TUC research shows the number of employees working more than 48 hours per week has risen 15%
The number of employees working more than 48 hours per week has now reached 3,417,000 – up by 453,000 since 2010 – following more than a decade of decline in long hours working.
Regularly working more than 48 hours per week is linked to a significantly increased risk of developing heart disease, stress, mental illness, strokes and diabetes. Illnesses caused by excessive working time put extra strain on the health service and the benefits system, as well as impacting on co-workers, friends and relatives. Many people are working unpaid overtime and at least a million report that they want to cut their excessive hours.
All areas of the UK have seen an increase in the number of long-hours workers. Yorkshire and the Humber has seen by far the biggest increase with 30 per cent (279,000) more employees working over 48 hours a week in 2015 than they were in 2010.
Workers in Wales (22 per cent increase) and London (21 per cent increase) have seen the next biggest increases in long hours working, followed by the East Midlands (18 per cent increase) and the North West (17 per cent increase).
Those working long hours are still disproportionately men (2,544,000 men compared to 873,000 women in 2015) but the number of women working 48 hour plus weeks has increased by 18 per cent since 2010, compared to a 15 per cent increase in the number of men.
The growth in long hours has impacted differently on various industries. The biggest increases have been in mining and quarrying (64 per cent), agriculture, fishing and forestry (43 per cent), accommodation and food services (36 per cent), health and social work (32 per cent) and education (31 per cent).
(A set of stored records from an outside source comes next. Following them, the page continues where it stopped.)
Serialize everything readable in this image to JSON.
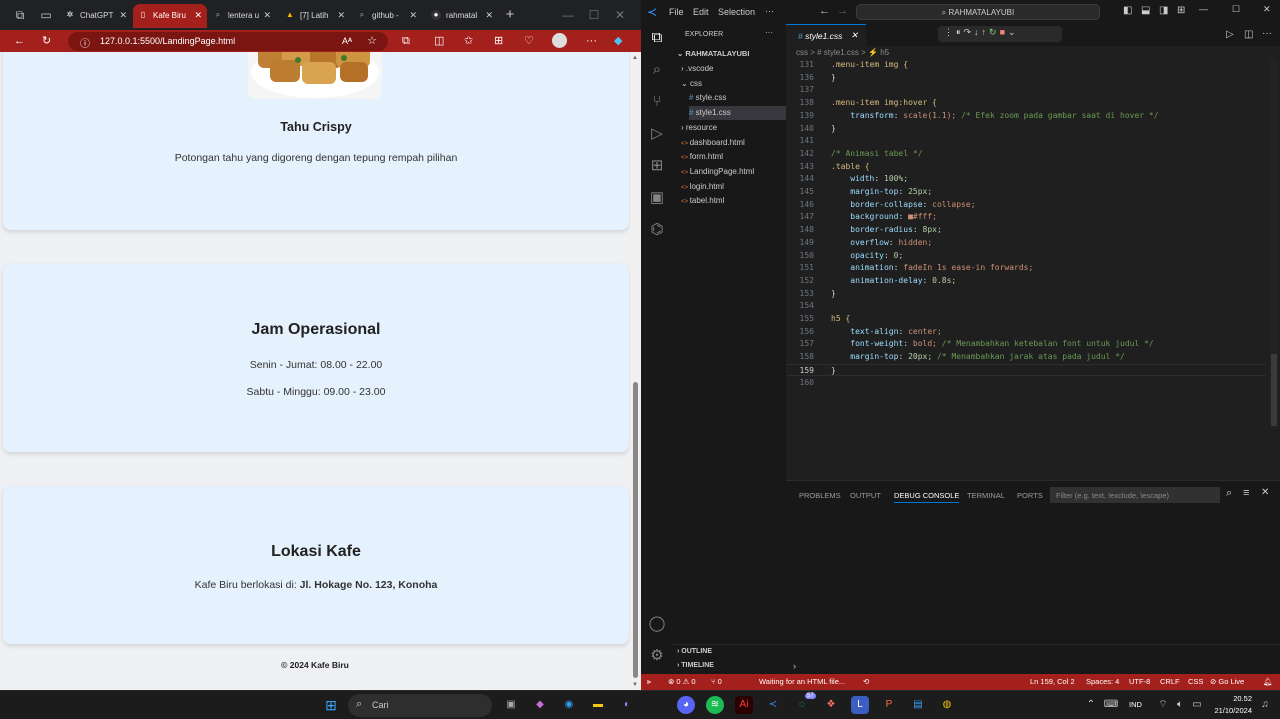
{
  "browser": {
    "tabs": [
      {
        "label": "ChatGPT",
        "icon": "chatgpt-icon",
        "active": false
      },
      {
        "label": "Kafe Biru",
        "icon": "page-icon",
        "active": true
      },
      {
        "label": "lentera u",
        "icon": "search-icon",
        "active": false
      },
      {
        "label": "[7] Latih",
        "icon": "drive-icon",
        "active": false
      },
      {
        "label": "github -",
        "icon": "search-icon",
        "active": false
      },
      {
        "label": "rahmatal",
        "icon": "github-icon",
        "active": false
      }
    ],
    "url": "127.0.0.1:5500/LandingPage.html",
    "page": {
      "menu_item": {
        "title": "Tahu Crispy",
        "desc": "Potongan tahu yang digoreng dengan tepung rempah pilihan"
      },
      "hours": {
        "title": "Jam Operasional",
        "line1": "Senin - Jumat: 08.00 - 22.00",
        "line2": "Sabtu - Minggu: 09.00 - 23.00"
      },
      "location": {
        "title": "Lokasi Kafe",
        "prefix": "Kafe Biru berlokasi di:",
        "address": "Jl. Hokage No. 123, Konoha"
      },
      "footer": "© 2024 Kafe Biru"
    }
  },
  "vscode": {
    "menu": [
      "File",
      "Edit",
      "Selection",
      "···"
    ],
    "search": "RAHMATALAYUBI",
    "explorer_title": "EXPLORER",
    "root": "RAHMATALAYUBI",
    "tree": [
      {
        "label": ".vscode",
        "kind": "folder",
        "indent": 1
      },
      {
        "label": "css",
        "kind": "folder-open",
        "indent": 1
      },
      {
        "label": "style.css",
        "kind": "css",
        "indent": 2
      },
      {
        "label": "style1.css",
        "kind": "css",
        "indent": 2,
        "selected": true
      },
      {
        "label": "resource",
        "kind": "folder",
        "indent": 1
      },
      {
        "label": "dashboard.html",
        "kind": "html",
        "indent": 1
      },
      {
        "label": "form.html",
        "kind": "html",
        "indent": 1
      },
      {
        "label": "LandingPage.html",
        "kind": "html",
        "indent": 1
      },
      {
        "label": "login.html",
        "kind": "html",
        "indent": 1
      },
      {
        "label": "tabel.html",
        "kind": "html",
        "indent": 1
      }
    ],
    "editor_tab": "style1.css",
    "breadcrumbs": "css  >  # style1.css  >  ⚡ h5",
    "code": [
      {
        "n": "131",
        "t": "sel",
        "c": ".menu-item img {"
      },
      {
        "n": "136",
        "t": "pl",
        "c": "}"
      },
      {
        "n": "137",
        "t": "pl",
        "c": ""
      },
      {
        "n": "138",
        "t": "sel",
        "c": ".menu-item img:hover {"
      },
      {
        "n": "139",
        "t": "mix",
        "p": "    transform",
        "v": " scale(1.1);",
        "k": " /* Efek zoom pada gambar saat di hover */"
      },
      {
        "n": "140",
        "t": "pl",
        "c": "}"
      },
      {
        "n": "141",
        "t": "pl",
        "c": ""
      },
      {
        "n": "142",
        "t": "cmt",
        "c": "/* Animasi tabel */"
      },
      {
        "n": "143",
        "t": "sel",
        "c": ".table {"
      },
      {
        "n": "144",
        "t": "mix",
        "p": "    width",
        "v": " 100%;",
        "k": ""
      },
      {
        "n": "145",
        "t": "mix",
        "p": "    margin-top",
        "v": " 25px;",
        "k": ""
      },
      {
        "n": "146",
        "t": "mix",
        "p": "    border-collapse",
        "v": " collapse;",
        "k": ""
      },
      {
        "n": "147",
        "t": "mix",
        "p": "    background",
        "v": " ■#fff;",
        "k": ""
      },
      {
        "n": "148",
        "t": "mix",
        "p": "    border-radius",
        "v": " 8px;",
        "k": ""
      },
      {
        "n": "149",
        "t": "mix",
        "p": "    overflow",
        "v": " hidden;",
        "k": ""
      },
      {
        "n": "150",
        "t": "mix",
        "p": "    opacity",
        "v": " 0;",
        "k": ""
      },
      {
        "n": "151",
        "t": "mix",
        "p": "    animation",
        "v": " fadeIn 1s ease-in forwards;",
        "k": ""
      },
      {
        "n": "152",
        "t": "mix",
        "p": "    animation-delay",
        "v": " 0.8s;",
        "k": ""
      },
      {
        "n": "153",
        "t": "pl",
        "c": "}"
      },
      {
        "n": "154",
        "t": "pl",
        "c": ""
      },
      {
        "n": "155",
        "t": "sel",
        "c": "h5 {"
      },
      {
        "n": "156",
        "t": "mix",
        "p": "    text-align",
        "v": " center;",
        "k": ""
      },
      {
        "n": "157",
        "t": "mix",
        "p": "    font-weight",
        "v": " bold;",
        "k": " /* Menambahkan ketebalan font untuk judul */"
      },
      {
        "n": "158",
        "t": "mix",
        "p": "    margin-top",
        "v": " 20px;",
        "k": " /* Menambahkan jarak atas pada judul */"
      },
      {
        "n": "159",
        "t": "pl",
        "c": "}"
      },
      {
        "n": "160",
        "t": "pl",
        "c": ""
      }
    ],
    "panel_tabs": [
      "PROBLEMS",
      "OUTPUT",
      "DEBUG CONSOLE",
      "TERMINAL",
      "PORTS"
    ],
    "panel_active": "DEBUG CONSOLE",
    "filter_placeholder": "Filter (e.g. text, !exclude, \\escape)",
    "outline": "OUTLINE",
    "timeline": "TIMELINE",
    "status": {
      "errors": "⊗ 0 ⚠ 0",
      "ports": "⑂ 0",
      "message": "Waiting for an HTML file...",
      "position": "Ln 159, Col 2",
      "spaces": "Spaces: 4",
      "encoding": "UTF-8",
      "eol": "CRLF",
      "lang": "CSS",
      "golive": "⊘ Go Live"
    }
  },
  "taskbar": {
    "search": "Cari",
    "lang": "IND",
    "time": "20.52",
    "date": "21/10/2024",
    "whatsapp_badge": "57"
  },
  "colors": {
    "accent": "#a4201c",
    "card": "#e5f1fd"
  }
}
The TUC says that the government should reassess its negative view of the EU Working Time Directive, which has been brought into UK law and stipulates a 48 hour working week. Many long hours employees report that they feel pressured to ‘opt-out’ from the 48 hour limit as a condition of employment (individual opt-outs are currently allowed by law). The ‘opt-out’ from the 48 should be phased out over a few years.
Despite a growing workforce, the existing working time rules have helped to reduce long hours from 3.9 million (17 per cent) in Spring 1998 to 3.3 million (13 per cent) in 2007 and 3.0 million (12 per cent) in 2010. But the number has since increased and is back to 3.4 million (13 per cent). There is now a strong sense that the existing rules are too weak to beat the long-hours culture, leaving too many people stuck in ‘Burnout Britain’.
TUC general secretary Frances O’Grady said: “Britain’s long hours culture is hitting productivity and putting workers’ health at risk. Working more than 48 hours a week massively increases the risk of strokes, heart disease and diabetes.
“We need stronger rules around excessive working, not an opt-out of the Working Time Directive. David Cameron will not convince people to vote yes in the EU referendum if all he’s offering is ‘Burnout Britain’.”
This work is licensed under a Creative Commons Attribution-NonCommercial License.